● Aim of the exercise:
All of the data below is to be output without alteration.

##### Input data #####

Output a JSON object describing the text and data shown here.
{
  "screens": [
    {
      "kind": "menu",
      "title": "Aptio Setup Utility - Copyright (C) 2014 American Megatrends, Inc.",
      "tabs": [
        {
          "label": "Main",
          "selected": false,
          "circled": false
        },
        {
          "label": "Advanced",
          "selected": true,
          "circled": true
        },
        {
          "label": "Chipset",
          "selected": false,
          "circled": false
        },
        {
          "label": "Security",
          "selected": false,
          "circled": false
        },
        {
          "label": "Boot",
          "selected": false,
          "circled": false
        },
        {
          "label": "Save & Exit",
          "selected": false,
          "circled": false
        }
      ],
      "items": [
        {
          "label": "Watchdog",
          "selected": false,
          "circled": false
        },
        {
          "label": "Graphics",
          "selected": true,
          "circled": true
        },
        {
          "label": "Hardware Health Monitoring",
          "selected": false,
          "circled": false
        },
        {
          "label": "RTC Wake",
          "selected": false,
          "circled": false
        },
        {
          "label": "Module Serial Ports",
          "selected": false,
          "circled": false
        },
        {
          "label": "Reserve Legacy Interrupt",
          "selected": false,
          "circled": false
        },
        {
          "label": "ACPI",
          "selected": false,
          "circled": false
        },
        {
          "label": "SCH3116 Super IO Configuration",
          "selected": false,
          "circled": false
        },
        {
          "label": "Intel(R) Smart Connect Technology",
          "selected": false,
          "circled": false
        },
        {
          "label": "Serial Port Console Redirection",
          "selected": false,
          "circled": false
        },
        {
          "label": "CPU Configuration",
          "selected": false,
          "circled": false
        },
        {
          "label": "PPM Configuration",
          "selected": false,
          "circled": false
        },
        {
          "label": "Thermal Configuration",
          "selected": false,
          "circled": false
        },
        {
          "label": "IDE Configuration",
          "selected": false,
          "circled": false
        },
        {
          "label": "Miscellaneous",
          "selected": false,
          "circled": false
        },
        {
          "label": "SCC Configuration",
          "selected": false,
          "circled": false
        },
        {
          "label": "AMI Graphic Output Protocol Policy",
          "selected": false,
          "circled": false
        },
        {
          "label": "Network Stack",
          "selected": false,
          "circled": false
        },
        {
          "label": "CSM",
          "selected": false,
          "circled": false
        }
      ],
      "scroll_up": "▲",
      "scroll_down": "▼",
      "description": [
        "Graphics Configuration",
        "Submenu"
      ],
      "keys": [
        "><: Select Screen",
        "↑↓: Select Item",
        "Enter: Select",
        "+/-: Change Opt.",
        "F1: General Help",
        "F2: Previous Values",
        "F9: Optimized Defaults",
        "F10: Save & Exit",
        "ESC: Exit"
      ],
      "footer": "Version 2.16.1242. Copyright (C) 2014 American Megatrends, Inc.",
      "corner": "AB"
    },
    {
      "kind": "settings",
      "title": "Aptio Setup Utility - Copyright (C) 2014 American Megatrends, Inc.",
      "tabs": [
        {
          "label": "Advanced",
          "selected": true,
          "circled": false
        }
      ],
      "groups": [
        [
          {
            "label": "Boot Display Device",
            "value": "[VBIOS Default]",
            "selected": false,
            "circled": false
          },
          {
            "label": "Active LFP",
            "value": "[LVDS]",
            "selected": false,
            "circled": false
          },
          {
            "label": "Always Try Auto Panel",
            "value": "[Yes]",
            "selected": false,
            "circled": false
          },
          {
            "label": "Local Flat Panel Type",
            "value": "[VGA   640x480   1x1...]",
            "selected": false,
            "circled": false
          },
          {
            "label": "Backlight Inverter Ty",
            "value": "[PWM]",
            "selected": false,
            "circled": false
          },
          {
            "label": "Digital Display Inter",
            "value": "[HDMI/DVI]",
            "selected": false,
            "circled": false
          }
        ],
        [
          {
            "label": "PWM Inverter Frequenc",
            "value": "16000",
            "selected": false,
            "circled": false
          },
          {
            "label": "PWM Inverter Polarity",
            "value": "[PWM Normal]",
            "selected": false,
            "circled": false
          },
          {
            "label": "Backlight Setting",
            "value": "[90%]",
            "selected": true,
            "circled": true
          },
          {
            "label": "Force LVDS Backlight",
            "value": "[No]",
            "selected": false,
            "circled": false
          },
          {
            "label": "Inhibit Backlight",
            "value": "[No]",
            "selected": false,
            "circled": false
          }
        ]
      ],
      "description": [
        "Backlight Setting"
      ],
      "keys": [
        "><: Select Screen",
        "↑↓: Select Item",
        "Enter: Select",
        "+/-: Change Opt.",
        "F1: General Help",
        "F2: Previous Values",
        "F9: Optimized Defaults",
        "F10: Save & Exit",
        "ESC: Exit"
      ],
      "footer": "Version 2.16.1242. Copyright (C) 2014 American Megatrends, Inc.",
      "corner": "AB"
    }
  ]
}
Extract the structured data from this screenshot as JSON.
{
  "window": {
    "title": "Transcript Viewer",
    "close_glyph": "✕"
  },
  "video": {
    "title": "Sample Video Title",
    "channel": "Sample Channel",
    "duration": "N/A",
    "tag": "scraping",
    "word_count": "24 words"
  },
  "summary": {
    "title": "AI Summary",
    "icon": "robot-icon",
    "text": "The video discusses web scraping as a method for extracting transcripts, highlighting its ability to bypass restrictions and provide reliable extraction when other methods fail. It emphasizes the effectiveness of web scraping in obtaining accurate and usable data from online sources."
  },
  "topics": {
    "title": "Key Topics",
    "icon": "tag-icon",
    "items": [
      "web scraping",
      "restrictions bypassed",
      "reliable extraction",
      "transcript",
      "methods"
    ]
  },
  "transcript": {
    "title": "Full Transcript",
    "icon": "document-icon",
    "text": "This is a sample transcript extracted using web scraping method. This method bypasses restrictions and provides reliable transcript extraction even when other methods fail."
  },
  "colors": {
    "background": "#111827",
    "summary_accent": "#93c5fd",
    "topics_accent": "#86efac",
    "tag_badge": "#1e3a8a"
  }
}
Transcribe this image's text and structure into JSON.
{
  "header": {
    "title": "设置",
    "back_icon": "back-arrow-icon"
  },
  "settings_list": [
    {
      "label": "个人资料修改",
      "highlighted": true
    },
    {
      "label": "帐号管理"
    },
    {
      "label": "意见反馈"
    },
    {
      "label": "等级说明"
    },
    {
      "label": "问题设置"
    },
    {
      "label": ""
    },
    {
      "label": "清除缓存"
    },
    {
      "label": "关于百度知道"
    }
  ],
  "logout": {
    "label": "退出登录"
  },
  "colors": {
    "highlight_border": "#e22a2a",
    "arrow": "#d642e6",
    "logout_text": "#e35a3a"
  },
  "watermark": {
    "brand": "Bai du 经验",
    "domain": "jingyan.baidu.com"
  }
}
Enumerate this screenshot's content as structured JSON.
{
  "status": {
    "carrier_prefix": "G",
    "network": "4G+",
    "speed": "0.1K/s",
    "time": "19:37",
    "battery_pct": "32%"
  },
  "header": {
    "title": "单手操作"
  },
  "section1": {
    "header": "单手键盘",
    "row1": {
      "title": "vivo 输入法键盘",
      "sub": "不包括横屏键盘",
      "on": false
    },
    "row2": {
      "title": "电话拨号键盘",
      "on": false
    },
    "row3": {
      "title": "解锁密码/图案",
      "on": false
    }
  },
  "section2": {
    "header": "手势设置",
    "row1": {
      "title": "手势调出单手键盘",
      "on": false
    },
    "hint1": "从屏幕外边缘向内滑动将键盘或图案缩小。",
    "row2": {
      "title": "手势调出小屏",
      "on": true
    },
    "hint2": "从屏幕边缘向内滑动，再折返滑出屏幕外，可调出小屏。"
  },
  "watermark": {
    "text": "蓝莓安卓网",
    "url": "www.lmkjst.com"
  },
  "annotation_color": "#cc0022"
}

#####

● Finished exercise:
Output a JSON object describing the text and data shown here.
{
  "screens": [
    {
      "kind": "menu",
      "title": "Aptio Setup Utility - Copyright (C) 2014 American Megatrends, Inc.",
      "tabs": [
        {
          "label": "Main",
          "selected": false,
          "circled": false
        },
        {
          "label": "Advanced",
          "selected": true,
          "circled": true
        },
        {
          "label": "Chipset",
          "selected": false,
          "circled": false
        },
        {
          "label": "Security",
          "selected": false,
          "circled": false
        },
        {
          "label": "Boot",
          "selected": false,
          "circled": false
        },
        {
          "label": "Save & Exit",
          "selected": false,
          "circled": false
        }
      ],
      "items": [
        {
          "label": "Watchdog",
          "selected": false,
          "circled": false
        },
        {
          "label": "Graphics",
          "selected": true,
          "circled": true
        },
        {
          "label": "Hardware Health Monitoring",
          "selected": false,
          "circled": false
        },
        {
          "label": "RTC Wake",
          "selected": false,
          "circled": false
        },
        {
          "label": "Module Serial Ports",
          "selected": false,
          "circled": false
        },
        {
          "label": "Reserve Legacy Interrupt",
          "selected": false,
          "circled": false
        },
        {
          "label": "ACPI",
          "selected": false,
          "circled": false
        },
        {
          "label": "SCH3116 Super IO Configuration",
          "selected": false,
          "circled": false
        },
        {
          "label": "Intel(R) Smart Connect Technology",
          "selected": false,
          "circled": false
        },
        {
          "label": "Serial Port Console Redirection",
          "selected": false,
          "circled": false
        },
        {
          "label": "CPU Configuration",
          "selected": false,
          "circled": false
        },
        {
          "label": "PPM Configuration",
          "selected": false,
          "circled": false
        },
        {
          "label": "Thermal Configuration",
          "selected": false,
          "circled": false
        },
        {
          "label": "IDE Configuration",
          "selected": false,
          "circled": false
        },
        {
          "label": "Miscellaneous",
          "selected": false,
          "circled": false
        },
        {
          "label": "SCC Configuration",
          "selected": false,
          "circled": false
        },
        {
          "label": "AMI Graphic Output Protocol Policy",
          "selected": false,
          "circled": false
        },
        {
          "label": "Network Stack",
          "selected": false,
          "circled": false
        },
        {
          "label": "CSM",
          "selected": false,
          "circled": false
        }
      ],
      "scroll_up": "▲",
      "scroll_down": "▼",
      "description": [
        "Graphics Configuration",
        "Submenu"
      ],
      "keys": [
        "><: Select Screen",
        "↑↓: Select Item",
        "Enter: Select",
        "+/-: Change Opt.",
        "F1: General Help",
        "F2: Previous Values",
        "F9: Optimized Defaults",
        "F10: Save & Exit",
        "ESC: Exit"
      ],
      "footer": "Version 2.16.1242. Copyright (C) 2014 American Megatrends, Inc.",
      "corner": "AB"
    },
    {
      "kind": "settings",
      "title": "Aptio Setup Utility - Copyright (C) 2014 American Megatrends, Inc.",
      "tabs": [
        {
          "label": "Advanced",
          "selected": true,
          "circled": false
        }
      ],
      "groups": [
        [
          {
            "label": "Boot Display Device",
            "value": "[VBIOS Default]",
            "selected": false,
            "circled": false
          },
          {
            "label": "Active LFP",
            "value": "[LVDS]",
            "selected": false,
            "circled": false
          },
          {
            "label": "Always Try Auto Panel",
            "value": "[Yes]",
            "selected": false,
            "circled": false
          },
          {
            "label": "Local Flat Panel Type",
            "value": "[VGA   640x480   1x1...]",
            "selected": false,
            "circled": false
          },
          {
            "label": "Backlight Inverter Ty",
            "value": "[PWM]",
            "selected": false,
            "circled": false
          },
          {
            "label": "Digital Display Inter",
            "value": "[HDMI/DVI]",
            "selected": false,
            "circled": false
          }
        ],
        [
          {
            "label": "PWM Inverter Frequenc",
            "value": "16000",
            "selected": false,
            "circled": false
          },
          {
            "label": "PWM Inverter Polarity",
            "value": "[PWM Normal]",
            "selected": false,
            "circled": false
          },
          {
            "label": "Backlight Setting",
            "value": "[90%]",
            "selected": true,
            "circled": true
          },
          {
            "label": "Force LVDS Backlight",
            "value": "[No]",
            "selected": false,
            "circled": false
          },
          {
            "label": "Inhibit Backlight",
            "value": "[No]",
            "selected": false,
            "circled": false
          }
        ]
      ],
      "description": [
        "Backlight Setting"
      ],
      "keys": [
        "><: Select Screen",
        "↑↓: Select Item",
        "Enter: Select",
        "+/-: Change Opt.",
        "F1: General Help",
        "F2: Previous Values",
        "F9: Optimized Defaults",
        "F10: Save & Exit",
        "ESC: Exit"
      ],
      "footer": "Version 2.16.1242. Copyright (C) 2014 American Megatrends, Inc.",
      "corner": "AB"
    }
  ]
}
Extract the structured data from this screenshot as JSON.
{
  "window": {
    "title": "Transcript Viewer",
    "close_glyph": "✕"
  },
  "video": {
    "title": "Sample Video Title",
    "channel": "Sample Channel",
    "duration": "N/A",
    "tag": "scraping",
    "word_count": "24 words"
  },
  "summary": {
    "title": "AI Summary",
    "icon": "robot-icon",
    "text": "The video discusses web scraping as a method for extracting transcripts, highlighting its ability to bypass restrictions and provide reliable extraction when other methods fail. It emphasizes the effectiveness of web scraping in obtaining accurate and usable data from online sources."
  },
  "topics": {
    "title": "Key Topics",
    "icon": "tag-icon",
    "items": [
      "web scraping",
      "restrictions bypassed",
      "reliable extraction",
      "transcript",
      "methods"
    ]
  },
  "transcript": {
    "title": "Full Transcript",
    "icon": "document-icon",
    "text": "This is a sample transcript extracted using web scraping method. This method bypasses restrictions and provides reliable transcript extraction even when other methods fail."
  },
  "colors": {
    "background": "#111827",
    "summary_accent": "#93c5fd",
    "topics_accent": "#86efac",
    "tag_badge": "#1e3a8a"
  }
}
Transcribe this image's text and structure into JSON.
{
  "header": {
    "title": "设置",
    "back_icon": "back-arrow-icon"
  },
  "settings_list": [
    {
      "label": "个人资料修改",
      "highlighted": true
    },
    {
      "label": "帐号管理"
    },
    {
      "label": "意见反馈"
    },
    {
      "label": "等级说明"
    },
    {
      "label": "问题设置"
    },
    {
      "label": ""
    },
    {
      "label": "清除缓存"
    },
    {
      "label": "关于百度知道"
    }
  ],
  "logout": {
    "label": "退出登录"
  },
  "colors": {
    "highlight_border": "#e22a2a",
    "arrow": "#d642e6",
    "logout_text": "#e35a3a"
  },
  "watermark": {
    "brand": "Bai du 经验",
    "domain": "jingyan.baidu.com"
  }
}
Enumerate this screenshot's content as structured JSON.
{
  "status": {
    "carrier_prefix": "G",
    "network": "4G+",
    "speed": "0.1K/s",
    "time": "19:37",
    "battery_pct": "32%"
  },
  "header": {
    "title": "单手操作"
  },
  "section1": {
    "header": "单手键盘",
    "row1": {
      "title": "vivo 输入法键盘",
      "sub": "不包括横屏键盘",
      "on": false
    },
    "row2": {
      "title": "电话拨号键盘",
      "on": false
    },
    "row3": {
      "title": "解锁密码/图案",
      "on": false
    }
  },
  "section2": {
    "header": "手势设置",
    "row1": {
      "title": "手势调出单手键盘",
      "on": false
    },
    "hint1": "从屏幕外边缘向内滑动将键盘或图案缩小。",
    "row2": {
      "title": "手势调出小屏",
      "on": true
    },
    "hint2": "从屏幕边缘向内滑动，再折返滑出屏幕外，可调出小屏。"
  },
  "watermark": {
    "text": "蓝莓安卓网",
    "url": "www.lmkjst.com"
  },
  "annotation_color": "#cc0022"
}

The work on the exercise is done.